START PROVIDED MATERIAL

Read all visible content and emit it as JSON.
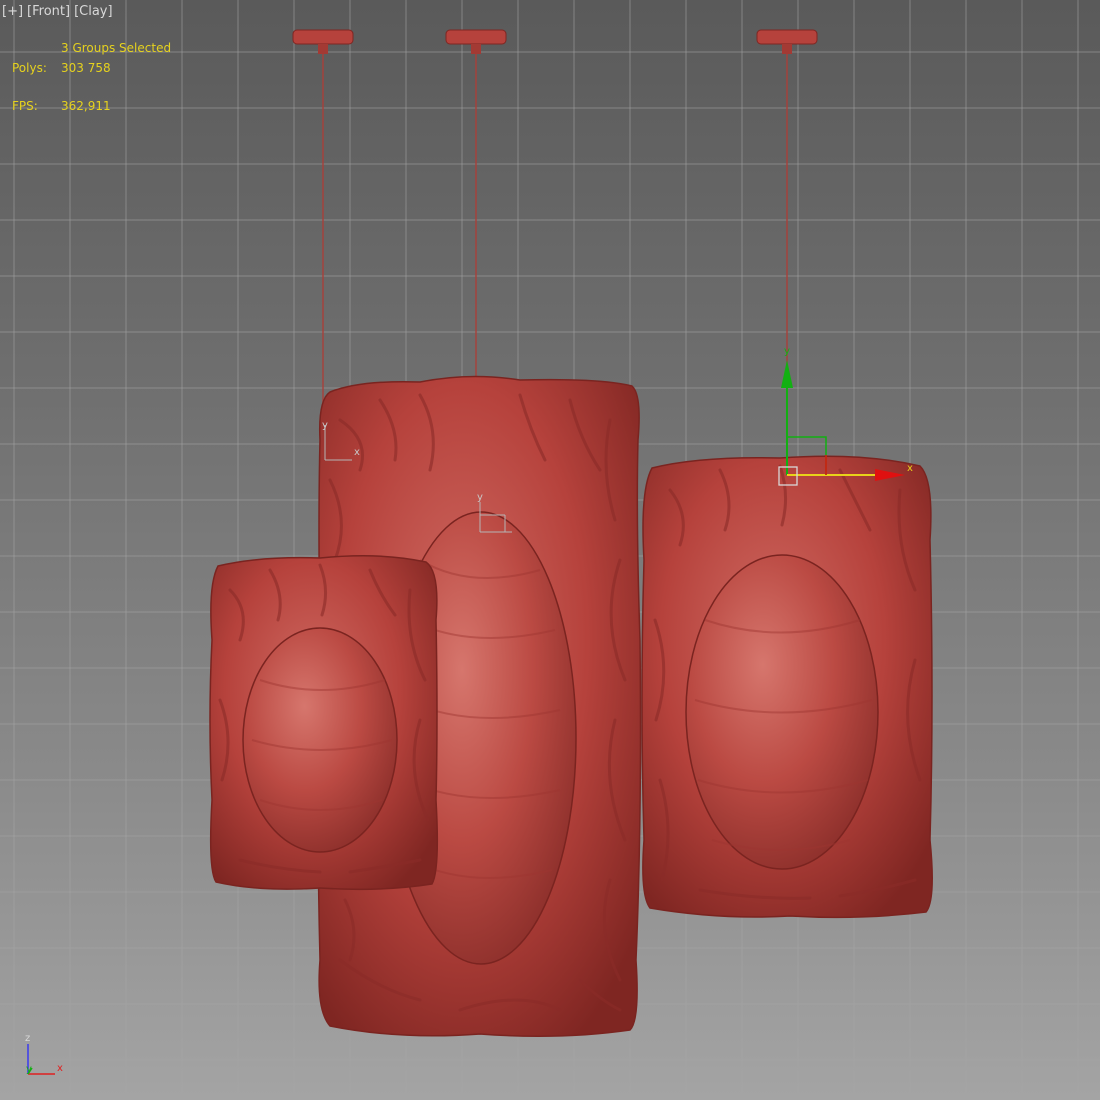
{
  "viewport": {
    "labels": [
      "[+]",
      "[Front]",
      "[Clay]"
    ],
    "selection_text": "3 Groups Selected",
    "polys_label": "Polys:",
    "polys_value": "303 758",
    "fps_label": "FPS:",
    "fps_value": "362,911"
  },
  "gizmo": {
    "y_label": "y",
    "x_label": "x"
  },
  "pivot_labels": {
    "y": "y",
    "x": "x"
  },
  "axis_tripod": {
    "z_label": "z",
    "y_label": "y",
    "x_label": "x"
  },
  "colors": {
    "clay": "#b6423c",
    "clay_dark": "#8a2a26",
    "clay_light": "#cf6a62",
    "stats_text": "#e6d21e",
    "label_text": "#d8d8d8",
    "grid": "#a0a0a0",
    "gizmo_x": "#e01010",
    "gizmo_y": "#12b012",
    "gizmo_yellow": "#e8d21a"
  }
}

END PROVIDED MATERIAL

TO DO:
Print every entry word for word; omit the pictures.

WRITTEN RESPONSE:
Read all visible content and emit it as JSON.
{
  "viewport": {
    "labels": [
      "[+]",
      "[Front]",
      "[Clay]"
    ],
    "selection_text": "3 Groups Selected",
    "polys_label": "Polys:",
    "polys_value": "303 758",
    "fps_label": "FPS:",
    "fps_value": "362,911"
  },
  "gizmo": {
    "y_label": "y",
    "x_label": "x"
  },
  "pivot_labels": {
    "y": "y",
    "x": "x"
  },
  "axis_tripod": {
    "z_label": "z",
    "y_label": "y",
    "x_label": "x"
  },
  "colors": {
    "clay": "#b6423c",
    "clay_dark": "#8a2a26",
    "clay_light": "#cf6a62",
    "stats_text": "#e6d21e",
    "label_text": "#d8d8d8",
    "grid": "#a0a0a0",
    "gizmo_x": "#e01010",
    "gizmo_y": "#12b012",
    "gizmo_yellow": "#e8d21a"
  }
}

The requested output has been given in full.